**YOUR TASK**
Your answer should consist of each line from the data below that contains "Graph".

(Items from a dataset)
◇ ◇ ◇
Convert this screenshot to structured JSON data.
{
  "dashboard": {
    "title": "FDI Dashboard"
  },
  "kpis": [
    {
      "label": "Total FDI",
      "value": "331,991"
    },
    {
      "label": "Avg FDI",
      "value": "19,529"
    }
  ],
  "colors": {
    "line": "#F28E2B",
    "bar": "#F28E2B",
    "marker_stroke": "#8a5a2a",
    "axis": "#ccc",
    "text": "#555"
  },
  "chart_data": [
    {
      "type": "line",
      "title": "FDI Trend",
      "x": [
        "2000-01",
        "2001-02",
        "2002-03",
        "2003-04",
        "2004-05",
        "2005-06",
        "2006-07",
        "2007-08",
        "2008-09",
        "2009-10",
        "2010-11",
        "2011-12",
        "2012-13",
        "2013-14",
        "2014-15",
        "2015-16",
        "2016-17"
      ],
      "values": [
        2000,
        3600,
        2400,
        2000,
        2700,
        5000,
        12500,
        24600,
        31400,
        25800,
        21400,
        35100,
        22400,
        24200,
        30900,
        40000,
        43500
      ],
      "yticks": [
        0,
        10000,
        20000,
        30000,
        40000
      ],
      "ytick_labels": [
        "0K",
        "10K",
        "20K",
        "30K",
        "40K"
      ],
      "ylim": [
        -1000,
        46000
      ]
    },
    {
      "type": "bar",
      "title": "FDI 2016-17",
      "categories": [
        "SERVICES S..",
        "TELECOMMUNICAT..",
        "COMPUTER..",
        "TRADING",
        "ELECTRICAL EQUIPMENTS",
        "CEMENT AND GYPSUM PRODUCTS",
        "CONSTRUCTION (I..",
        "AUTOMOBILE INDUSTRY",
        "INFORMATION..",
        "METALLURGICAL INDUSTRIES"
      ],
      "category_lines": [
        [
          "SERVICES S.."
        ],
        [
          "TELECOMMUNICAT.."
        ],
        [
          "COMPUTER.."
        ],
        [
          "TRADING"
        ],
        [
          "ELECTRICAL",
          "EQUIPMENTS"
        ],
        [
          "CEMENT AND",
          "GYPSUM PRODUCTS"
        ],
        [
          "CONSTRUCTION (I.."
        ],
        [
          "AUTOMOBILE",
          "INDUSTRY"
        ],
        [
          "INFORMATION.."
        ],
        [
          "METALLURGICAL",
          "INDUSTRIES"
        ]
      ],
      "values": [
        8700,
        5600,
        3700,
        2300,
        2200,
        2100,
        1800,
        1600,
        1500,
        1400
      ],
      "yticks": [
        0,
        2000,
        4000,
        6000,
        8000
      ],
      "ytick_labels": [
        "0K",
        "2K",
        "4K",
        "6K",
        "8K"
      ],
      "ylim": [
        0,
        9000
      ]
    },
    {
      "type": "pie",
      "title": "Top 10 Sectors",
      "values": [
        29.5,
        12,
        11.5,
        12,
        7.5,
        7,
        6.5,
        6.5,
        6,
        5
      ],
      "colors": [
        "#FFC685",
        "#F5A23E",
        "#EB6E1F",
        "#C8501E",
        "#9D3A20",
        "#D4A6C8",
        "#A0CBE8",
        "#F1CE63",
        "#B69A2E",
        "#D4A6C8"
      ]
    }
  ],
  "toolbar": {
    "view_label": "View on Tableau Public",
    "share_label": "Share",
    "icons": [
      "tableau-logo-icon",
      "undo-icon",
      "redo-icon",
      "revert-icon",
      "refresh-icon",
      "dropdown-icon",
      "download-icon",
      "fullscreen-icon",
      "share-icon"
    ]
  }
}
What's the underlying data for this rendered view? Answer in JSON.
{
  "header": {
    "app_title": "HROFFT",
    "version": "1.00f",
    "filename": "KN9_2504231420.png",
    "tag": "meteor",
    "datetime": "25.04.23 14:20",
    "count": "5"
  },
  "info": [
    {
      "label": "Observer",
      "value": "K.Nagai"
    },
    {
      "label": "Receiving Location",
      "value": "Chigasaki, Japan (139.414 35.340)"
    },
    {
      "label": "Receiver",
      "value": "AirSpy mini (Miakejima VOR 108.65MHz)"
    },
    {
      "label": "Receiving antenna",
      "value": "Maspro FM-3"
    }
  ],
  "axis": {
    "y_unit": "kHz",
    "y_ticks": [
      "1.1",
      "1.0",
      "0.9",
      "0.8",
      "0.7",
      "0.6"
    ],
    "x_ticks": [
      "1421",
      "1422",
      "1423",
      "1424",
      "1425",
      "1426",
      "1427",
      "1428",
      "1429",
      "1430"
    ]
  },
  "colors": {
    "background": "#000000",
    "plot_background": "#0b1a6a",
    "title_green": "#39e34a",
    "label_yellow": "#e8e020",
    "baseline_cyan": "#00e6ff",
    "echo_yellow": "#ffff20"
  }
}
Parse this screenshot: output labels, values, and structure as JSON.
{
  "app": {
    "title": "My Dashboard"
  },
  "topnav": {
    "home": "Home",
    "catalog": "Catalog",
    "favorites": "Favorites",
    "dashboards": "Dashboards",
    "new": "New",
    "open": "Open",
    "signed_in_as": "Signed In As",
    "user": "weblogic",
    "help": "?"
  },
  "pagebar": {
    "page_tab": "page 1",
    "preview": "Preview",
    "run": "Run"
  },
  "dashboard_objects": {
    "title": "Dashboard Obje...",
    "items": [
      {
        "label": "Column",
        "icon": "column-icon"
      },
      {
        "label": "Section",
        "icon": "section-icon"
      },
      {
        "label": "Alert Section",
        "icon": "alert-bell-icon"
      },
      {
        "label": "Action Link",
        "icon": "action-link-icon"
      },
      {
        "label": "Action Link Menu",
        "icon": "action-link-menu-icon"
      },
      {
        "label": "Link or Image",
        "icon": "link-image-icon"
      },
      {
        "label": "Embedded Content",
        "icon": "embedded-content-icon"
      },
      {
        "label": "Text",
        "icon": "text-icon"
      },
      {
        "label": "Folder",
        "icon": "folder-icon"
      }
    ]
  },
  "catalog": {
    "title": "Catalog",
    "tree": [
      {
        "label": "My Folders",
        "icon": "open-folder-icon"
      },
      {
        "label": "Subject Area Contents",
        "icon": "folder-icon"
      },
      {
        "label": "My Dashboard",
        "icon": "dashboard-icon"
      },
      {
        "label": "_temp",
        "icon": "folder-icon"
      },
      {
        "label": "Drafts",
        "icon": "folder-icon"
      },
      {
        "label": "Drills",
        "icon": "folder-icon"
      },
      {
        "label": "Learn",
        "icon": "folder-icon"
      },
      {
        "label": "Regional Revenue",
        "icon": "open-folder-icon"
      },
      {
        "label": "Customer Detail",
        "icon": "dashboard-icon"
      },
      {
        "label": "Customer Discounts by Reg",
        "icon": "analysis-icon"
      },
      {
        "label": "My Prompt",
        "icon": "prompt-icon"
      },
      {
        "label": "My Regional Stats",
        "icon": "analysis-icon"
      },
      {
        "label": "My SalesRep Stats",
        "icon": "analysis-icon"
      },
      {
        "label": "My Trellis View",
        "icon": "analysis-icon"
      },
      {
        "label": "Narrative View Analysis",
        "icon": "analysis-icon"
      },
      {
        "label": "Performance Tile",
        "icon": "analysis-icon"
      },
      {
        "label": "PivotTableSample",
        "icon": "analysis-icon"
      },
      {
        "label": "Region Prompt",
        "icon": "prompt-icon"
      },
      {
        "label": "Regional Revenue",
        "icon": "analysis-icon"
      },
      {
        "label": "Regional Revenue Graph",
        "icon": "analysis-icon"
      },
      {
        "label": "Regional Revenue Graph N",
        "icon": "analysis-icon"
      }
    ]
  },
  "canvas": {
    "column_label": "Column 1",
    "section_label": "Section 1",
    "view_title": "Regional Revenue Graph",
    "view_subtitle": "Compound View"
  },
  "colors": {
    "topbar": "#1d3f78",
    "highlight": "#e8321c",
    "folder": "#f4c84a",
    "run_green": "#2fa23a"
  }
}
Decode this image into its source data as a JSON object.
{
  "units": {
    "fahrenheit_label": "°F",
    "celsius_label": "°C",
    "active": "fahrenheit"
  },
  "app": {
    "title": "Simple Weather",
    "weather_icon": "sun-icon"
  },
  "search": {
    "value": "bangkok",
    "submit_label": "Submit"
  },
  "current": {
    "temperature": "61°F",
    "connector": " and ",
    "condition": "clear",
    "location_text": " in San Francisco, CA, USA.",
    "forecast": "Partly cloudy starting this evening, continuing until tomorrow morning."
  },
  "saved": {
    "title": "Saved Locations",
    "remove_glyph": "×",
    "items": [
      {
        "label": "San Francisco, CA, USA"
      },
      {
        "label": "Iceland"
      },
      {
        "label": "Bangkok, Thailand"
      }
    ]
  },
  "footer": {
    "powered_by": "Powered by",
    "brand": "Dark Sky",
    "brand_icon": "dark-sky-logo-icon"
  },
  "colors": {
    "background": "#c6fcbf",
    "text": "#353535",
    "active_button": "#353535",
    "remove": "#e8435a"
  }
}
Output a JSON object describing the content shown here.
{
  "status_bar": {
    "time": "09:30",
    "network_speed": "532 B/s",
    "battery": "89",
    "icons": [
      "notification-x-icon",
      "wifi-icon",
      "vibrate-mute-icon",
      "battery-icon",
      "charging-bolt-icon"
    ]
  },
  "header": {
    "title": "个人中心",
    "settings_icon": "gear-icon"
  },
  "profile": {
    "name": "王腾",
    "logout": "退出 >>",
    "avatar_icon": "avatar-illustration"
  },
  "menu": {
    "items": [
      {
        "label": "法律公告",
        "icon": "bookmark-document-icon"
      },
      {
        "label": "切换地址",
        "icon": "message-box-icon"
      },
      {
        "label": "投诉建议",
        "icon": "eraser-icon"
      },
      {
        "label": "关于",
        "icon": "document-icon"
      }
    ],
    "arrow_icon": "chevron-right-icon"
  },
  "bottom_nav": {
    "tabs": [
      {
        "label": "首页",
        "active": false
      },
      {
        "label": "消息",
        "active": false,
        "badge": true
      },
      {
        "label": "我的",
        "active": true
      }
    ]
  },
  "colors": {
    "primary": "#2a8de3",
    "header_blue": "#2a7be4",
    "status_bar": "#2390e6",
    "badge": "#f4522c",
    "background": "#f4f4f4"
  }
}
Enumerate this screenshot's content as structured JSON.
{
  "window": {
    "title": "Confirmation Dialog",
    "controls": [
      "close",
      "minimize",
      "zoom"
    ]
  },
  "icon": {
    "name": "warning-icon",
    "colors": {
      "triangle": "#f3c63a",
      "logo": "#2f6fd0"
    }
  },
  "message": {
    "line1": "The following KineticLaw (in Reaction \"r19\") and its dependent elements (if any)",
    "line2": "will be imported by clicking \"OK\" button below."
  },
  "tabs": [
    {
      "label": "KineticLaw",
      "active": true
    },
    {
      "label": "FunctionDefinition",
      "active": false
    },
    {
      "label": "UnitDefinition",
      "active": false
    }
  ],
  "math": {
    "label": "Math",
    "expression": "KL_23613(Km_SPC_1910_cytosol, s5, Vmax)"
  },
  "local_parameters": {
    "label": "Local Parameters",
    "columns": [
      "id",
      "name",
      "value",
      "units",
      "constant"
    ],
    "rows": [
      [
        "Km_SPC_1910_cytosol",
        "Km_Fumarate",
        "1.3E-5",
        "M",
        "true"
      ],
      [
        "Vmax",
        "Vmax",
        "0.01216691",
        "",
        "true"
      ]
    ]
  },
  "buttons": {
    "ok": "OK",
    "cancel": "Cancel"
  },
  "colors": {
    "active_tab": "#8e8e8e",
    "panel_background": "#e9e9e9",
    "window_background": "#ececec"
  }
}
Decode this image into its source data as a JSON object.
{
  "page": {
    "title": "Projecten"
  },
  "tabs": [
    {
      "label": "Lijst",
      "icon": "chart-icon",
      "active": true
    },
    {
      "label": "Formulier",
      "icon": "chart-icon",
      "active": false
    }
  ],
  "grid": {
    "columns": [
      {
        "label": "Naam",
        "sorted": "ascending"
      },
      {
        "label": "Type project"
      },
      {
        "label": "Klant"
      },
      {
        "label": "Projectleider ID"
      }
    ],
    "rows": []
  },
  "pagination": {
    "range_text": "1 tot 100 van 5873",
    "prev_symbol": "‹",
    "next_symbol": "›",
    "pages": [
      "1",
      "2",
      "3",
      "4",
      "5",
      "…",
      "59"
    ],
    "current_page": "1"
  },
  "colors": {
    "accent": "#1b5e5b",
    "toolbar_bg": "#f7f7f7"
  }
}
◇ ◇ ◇
**THE COMPLETED TASK**
        "label": "Regional Revenue Graph",
        "label": "Regional Revenue Graph N",
    "view_title": "Regional Revenue Graph",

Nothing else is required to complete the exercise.